In the traditional concept of the RAAS and renal injury, aldosterone mediates volume-dependent hypertension and contributes through this mechanism indirectly to chronic renal injury50. However, aldosterone exerts, similar as ANG II, directs effects on renal cells that may contribute to progression of renal disease50. Greene and co-workers defined the role of aldosterone in the remnant kidney model51. Combined treatment with ACE-inhibitor and AT1 antagonist totally attenuated renal pathology51. However, infusion of exogenous aldosterone reestablished kidney injury despite ACE-inhibitor and AT1 antagonist treatment51. This strongly indicates that secondary hyperaldosteronism contributes to proteinuria and glomerulosclerosis in this model. Aldosterone also inhibits matrix turover. Interestingly, glomerular osteopontin expression is also upregulated in the deoxycorticosterone acetate (DOCA)-salt model52. Its is currently unclear, however, whether this induction of a chemoattractant is directly mediated by aldosterone or may be rather an effect of systemic hypertension. Observation from animals with cardiac fibrosis clearly revealed that aldosterone increased collagen expression in the heart53, 54. Aldosterone also stimulates collagen type I and III expression in cultured cardiac fibroblasts55, 56. A recent study suggest an important role of aldosterone in the pathogenesis of thrombotic microangiopathy in stroke-prone spontaneously hypertensive rats57.

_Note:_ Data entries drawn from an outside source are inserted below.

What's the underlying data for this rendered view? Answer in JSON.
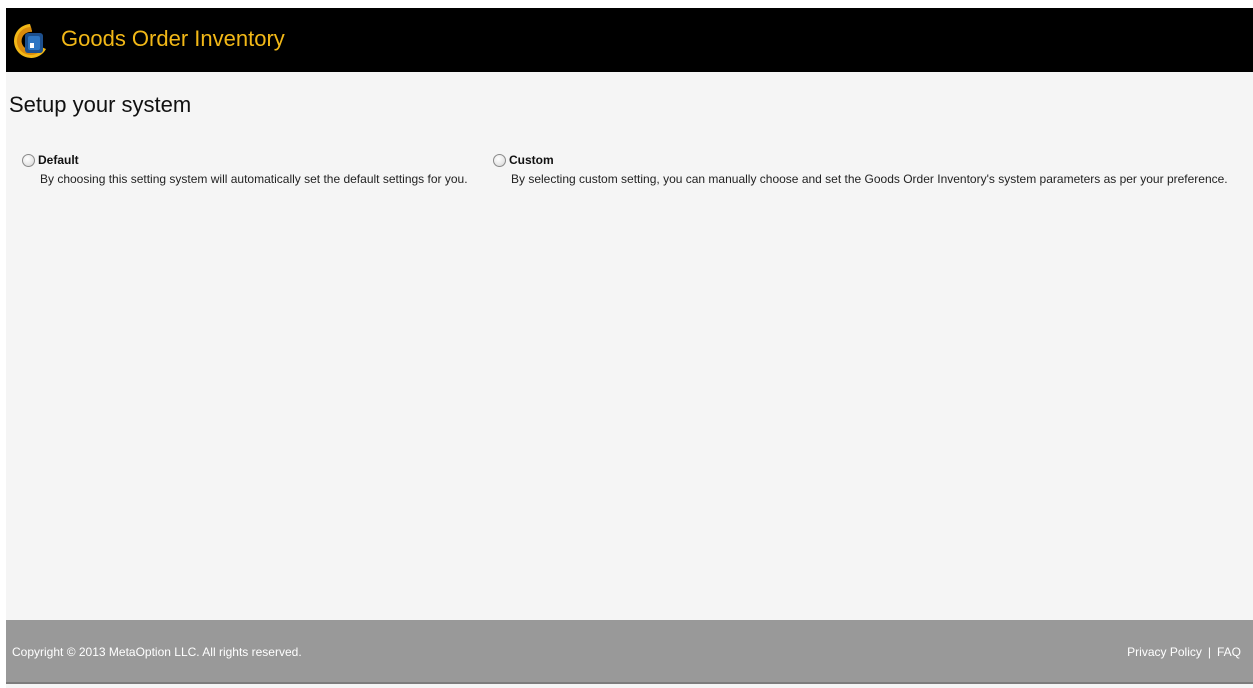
{
  "header": {
    "app_title": "Goods Order Inventory",
    "logo_icon": "goods-order-inventory-logo",
    "accent_color": "#f2b817"
  },
  "page": {
    "title": "Setup your system"
  },
  "options": [
    {
      "label": "Default",
      "description": "By choosing this setting system will automatically set the default settings for you.",
      "selected": false
    },
    {
      "label": "Custom",
      "description": "By selecting custom setting, you can manually choose and set the Goods Order Inventory's system parameters as per your preference.",
      "selected": false
    }
  ],
  "footer": {
    "copyright": "Copyright © 2013 MetaOption LLC. All rights reserved.",
    "privacy_link": "Privacy Policy",
    "separator": "|",
    "faq_link": "FAQ"
  }
}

There is now ample evidence that the RAAS plays a central role in the progression of chronic renal disease. Although hemodynamic effects of ANG II certainly contribute to renal damage, research from the last decade clearly suggest that this vasopeptide is a multifarious cytokine engaged in may non-hemodynamic processes such as growth stimulation, apoptosis, induction of profibrogenic actions, and inflammation. In addition, animal experiments suggest that aldosterone could mediate direct renal injury independent of ANG II. Therefore, it is strongly recommended that ACE-inhibitors therapy should be used in every normotensive and hypertensive patient with clinically evident nephropathy and proteinuria who is at risk for progression.